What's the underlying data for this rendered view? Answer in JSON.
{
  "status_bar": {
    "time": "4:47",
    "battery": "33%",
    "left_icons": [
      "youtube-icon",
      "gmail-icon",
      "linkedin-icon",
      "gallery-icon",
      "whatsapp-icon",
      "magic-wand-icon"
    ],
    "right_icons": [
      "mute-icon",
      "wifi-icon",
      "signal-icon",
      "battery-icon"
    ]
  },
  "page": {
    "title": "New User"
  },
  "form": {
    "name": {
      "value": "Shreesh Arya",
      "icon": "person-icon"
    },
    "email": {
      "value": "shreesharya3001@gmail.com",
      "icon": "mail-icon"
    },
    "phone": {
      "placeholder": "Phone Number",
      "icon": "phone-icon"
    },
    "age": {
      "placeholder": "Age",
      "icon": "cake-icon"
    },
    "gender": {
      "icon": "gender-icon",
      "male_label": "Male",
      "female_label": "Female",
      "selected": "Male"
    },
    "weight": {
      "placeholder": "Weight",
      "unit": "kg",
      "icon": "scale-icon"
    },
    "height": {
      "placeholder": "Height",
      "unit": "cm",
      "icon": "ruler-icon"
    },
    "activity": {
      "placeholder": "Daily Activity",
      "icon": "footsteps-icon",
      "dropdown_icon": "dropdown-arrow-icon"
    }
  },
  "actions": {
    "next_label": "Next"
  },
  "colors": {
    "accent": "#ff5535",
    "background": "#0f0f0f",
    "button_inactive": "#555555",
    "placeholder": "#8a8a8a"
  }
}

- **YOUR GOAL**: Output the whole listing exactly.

- **RESPONSE BOX**:
What's the underlying data for this rendered view? Answer in JSON.
{
  "status_bar": {
    "time": "4:47",
    "battery": "33%",
    "left_icons": [
      "youtube-icon",
      "gmail-icon",
      "linkedin-icon",
      "gallery-icon",
      "whatsapp-icon",
      "magic-wand-icon"
    ],
    "right_icons": [
      "mute-icon",
      "wifi-icon",
      "signal-icon",
      "battery-icon"
    ]
  },
  "page": {
    "title": "New User"
  },
  "form": {
    "name": {
      "value": "Shreesh Arya",
      "icon": "person-icon"
    },
    "email": {
      "value": "shreesharya3001@gmail.com",
      "icon": "mail-icon"
    },
    "phone": {
      "placeholder": "Phone Number",
      "icon": "phone-icon"
    },
    "age": {
      "placeholder": "Age",
      "icon": "cake-icon"
    },
    "gender": {
      "icon": "gender-icon",
      "male_label": "Male",
      "female_label": "Female",
      "selected": "Male"
    },
    "weight": {
      "placeholder": "Weight",
      "unit": "kg",
      "icon": "scale-icon"
    },
    "height": {
      "placeholder": "Height",
      "unit": "cm",
      "icon": "ruler-icon"
    },
    "activity": {
      "placeholder": "Daily Activity",
      "icon": "footsteps-icon",
      "dropdown_icon": "dropdown-arrow-icon"
    }
  },
  "actions": {
    "next_label": "Next"
  },
  "colors": {
    "accent": "#ff5535",
    "background": "#0f0f0f",
    "button_inactive": "#555555",
    "placeholder": "#8a8a8a"
  }
}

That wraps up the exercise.